I think an unstable snowpack is really just a fact of life for Colorado. Also, there are some areas in CO that have a real chance of skiing natural snow in October, and we aren't rooting for it to melt off. :)
It wouldn't be unstable if it gets buried before it really gets a chance to facet up, and we do have another storm rolling through. I'm very happy that the Colorado moisture has turned to snow rather than flooding, washing out roads, and making my commute hell.
I think the biggest reasonable thing to hope for is a snowpack deep enough to prevent slides from being able to step down to the ground facet layer- the layer that is usually there, either from early season snow or just depth hoar that develops through the year. EDIT- I guess I need to refresh my snow stability education- I though depth hoar formation occurs throughout the year, but it doesn't really happen after the snowpack gets deep. Still, most seasons in Colorado are going to have depth hoar.
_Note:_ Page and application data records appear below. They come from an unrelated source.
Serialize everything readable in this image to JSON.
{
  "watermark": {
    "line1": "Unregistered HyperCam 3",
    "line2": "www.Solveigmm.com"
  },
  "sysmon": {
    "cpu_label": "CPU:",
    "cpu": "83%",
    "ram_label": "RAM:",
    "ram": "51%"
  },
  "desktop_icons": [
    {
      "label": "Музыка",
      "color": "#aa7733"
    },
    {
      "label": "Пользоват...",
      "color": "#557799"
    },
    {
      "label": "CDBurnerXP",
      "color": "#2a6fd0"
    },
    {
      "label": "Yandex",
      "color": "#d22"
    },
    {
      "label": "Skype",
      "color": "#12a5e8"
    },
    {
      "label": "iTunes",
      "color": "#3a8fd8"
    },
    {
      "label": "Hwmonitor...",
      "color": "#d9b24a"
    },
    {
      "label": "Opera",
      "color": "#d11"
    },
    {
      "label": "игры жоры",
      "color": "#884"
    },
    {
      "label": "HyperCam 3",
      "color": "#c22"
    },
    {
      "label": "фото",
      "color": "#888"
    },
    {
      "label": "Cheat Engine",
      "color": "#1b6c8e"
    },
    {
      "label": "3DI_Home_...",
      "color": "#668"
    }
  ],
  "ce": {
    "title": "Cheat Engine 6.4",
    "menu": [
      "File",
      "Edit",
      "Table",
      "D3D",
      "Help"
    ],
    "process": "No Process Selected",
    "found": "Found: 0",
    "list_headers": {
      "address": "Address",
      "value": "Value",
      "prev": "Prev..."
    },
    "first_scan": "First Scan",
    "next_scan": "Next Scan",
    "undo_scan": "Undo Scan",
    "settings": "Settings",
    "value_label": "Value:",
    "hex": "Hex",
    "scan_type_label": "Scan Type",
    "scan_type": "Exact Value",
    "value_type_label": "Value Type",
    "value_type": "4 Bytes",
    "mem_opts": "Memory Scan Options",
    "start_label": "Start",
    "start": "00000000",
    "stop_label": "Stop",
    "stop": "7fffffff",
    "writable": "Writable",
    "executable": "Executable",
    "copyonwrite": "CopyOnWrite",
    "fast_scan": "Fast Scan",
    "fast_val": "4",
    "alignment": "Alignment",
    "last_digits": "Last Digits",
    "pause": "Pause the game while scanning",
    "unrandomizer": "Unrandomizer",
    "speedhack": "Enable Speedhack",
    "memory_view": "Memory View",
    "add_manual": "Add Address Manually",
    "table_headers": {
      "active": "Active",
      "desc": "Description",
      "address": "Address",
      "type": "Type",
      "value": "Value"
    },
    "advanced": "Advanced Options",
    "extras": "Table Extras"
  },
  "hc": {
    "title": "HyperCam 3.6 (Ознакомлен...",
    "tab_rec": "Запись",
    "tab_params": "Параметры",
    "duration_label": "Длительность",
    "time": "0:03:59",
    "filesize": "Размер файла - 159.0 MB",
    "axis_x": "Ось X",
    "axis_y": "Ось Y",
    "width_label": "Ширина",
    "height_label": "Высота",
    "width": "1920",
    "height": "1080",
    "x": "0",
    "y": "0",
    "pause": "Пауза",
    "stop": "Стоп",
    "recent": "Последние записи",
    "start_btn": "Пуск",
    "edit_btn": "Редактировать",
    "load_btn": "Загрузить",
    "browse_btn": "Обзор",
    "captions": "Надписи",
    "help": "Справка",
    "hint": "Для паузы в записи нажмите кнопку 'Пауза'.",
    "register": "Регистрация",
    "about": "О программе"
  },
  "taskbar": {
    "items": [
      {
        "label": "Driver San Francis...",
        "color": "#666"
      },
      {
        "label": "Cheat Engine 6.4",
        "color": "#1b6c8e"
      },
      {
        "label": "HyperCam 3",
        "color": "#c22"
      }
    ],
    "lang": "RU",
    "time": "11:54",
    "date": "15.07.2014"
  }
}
I think it would be better to train people to expect it.
The meager snowpack the last two years has been the biggest issue, where the snowpack is small enough to routinely trigger climax slides.
Edited by anachronism - 9/24/13 at 10:23am